Work task: Write the listing out again, exactly as it reads below.

Input data:
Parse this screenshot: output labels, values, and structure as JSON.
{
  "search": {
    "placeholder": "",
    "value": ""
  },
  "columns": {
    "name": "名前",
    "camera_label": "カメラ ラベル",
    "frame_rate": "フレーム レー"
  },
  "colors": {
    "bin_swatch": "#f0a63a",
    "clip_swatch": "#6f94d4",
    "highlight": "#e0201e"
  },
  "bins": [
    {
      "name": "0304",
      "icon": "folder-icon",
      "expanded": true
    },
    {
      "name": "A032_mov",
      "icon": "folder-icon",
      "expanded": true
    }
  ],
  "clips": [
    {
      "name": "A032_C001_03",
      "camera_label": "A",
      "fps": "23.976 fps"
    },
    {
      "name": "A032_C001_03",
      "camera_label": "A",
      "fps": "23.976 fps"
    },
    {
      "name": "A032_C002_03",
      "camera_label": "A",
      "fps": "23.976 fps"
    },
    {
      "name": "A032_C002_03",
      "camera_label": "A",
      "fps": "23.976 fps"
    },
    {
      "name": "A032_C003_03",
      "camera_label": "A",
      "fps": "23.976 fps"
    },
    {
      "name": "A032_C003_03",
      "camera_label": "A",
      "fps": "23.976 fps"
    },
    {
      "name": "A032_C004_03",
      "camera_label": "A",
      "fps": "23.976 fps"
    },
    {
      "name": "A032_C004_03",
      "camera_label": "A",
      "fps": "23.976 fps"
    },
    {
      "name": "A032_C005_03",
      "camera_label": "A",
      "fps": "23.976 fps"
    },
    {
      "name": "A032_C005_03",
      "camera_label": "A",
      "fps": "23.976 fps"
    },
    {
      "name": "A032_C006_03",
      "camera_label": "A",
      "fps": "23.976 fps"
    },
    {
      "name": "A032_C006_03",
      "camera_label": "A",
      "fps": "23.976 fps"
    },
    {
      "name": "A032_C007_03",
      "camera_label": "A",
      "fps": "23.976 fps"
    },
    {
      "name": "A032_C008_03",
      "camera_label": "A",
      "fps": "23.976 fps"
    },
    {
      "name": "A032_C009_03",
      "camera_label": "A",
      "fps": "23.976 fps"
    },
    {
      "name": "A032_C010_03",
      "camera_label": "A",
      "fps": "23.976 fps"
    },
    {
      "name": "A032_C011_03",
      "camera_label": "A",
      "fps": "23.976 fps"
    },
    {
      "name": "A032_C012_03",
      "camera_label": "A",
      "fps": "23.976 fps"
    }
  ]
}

Problem solution:
Parse this screenshot: output labels, values, and structure as JSON.
{
  "search": {
    "placeholder": "",
    "value": ""
  },
  "columns": {
    "name": "名前",
    "camera_label": "カメラ ラベル",
    "frame_rate": "フレーム レー"
  },
  "colors": {
    "bin_swatch": "#f0a63a",
    "clip_swatch": "#6f94d4",
    "highlight": "#e0201e"
  },
  "bins": [
    {
      "name": "0304",
      "icon": "folder-icon",
      "expanded": true
    },
    {
      "name": "A032_mov",
      "icon": "folder-icon",
      "expanded": true
    }
  ],
  "clips": [
    {
      "name": "A032_C001_03",
      "camera_label": "A",
      "fps": "23.976 fps"
    },
    {
      "name": "A032_C001_03",
      "camera_label": "A",
      "fps": "23.976 fps"
    },
    {
      "name": "A032_C002_03",
      "camera_label": "A",
      "fps": "23.976 fps"
    },
    {
      "name": "A032_C002_03",
      "camera_label": "A",
      "fps": "23.976 fps"
    },
    {
      "name": "A032_C003_03",
      "camera_label": "A",
      "fps": "23.976 fps"
    },
    {
      "name": "A032_C003_03",
      "camera_label": "A",
      "fps": "23.976 fps"
    },
    {
      "name": "A032_C004_03",
      "camera_label": "A",
      "fps": "23.976 fps"
    },
    {
      "name": "A032_C004_03",
      "camera_label": "A",
      "fps": "23.976 fps"
    },
    {
      "name": "A032_C005_03",
      "camera_label": "A",
      "fps": "23.976 fps"
    },
    {
      "name": "A032_C005_03",
      "camera_label": "A",
      "fps": "23.976 fps"
    },
    {
      "name": "A032_C006_03",
      "camera_label": "A",
      "fps": "23.976 fps"
    },
    {
      "name": "A032_C006_03",
      "camera_label": "A",
      "fps": "23.976 fps"
    },
    {
      "name": "A032_C007_03",
      "camera_label": "A",
      "fps": "23.976 fps"
    },
    {
      "name": "A032_C008_03",
      "camera_label": "A",
      "fps": "23.976 fps"
    },
    {
      "name": "A032_C009_03",
      "camera_label": "A",
      "fps": "23.976 fps"
    },
    {
      "name": "A032_C010_03",
      "camera_label": "A",
      "fps": "23.976 fps"
    },
    {
      "name": "A032_C011_03",
      "camera_label": "A",
      "fps": "23.976 fps"
    },
    {
      "name": "A032_C012_03",
      "camera_label": "A",
      "fps": "23.976 fps"
    }
  ]
}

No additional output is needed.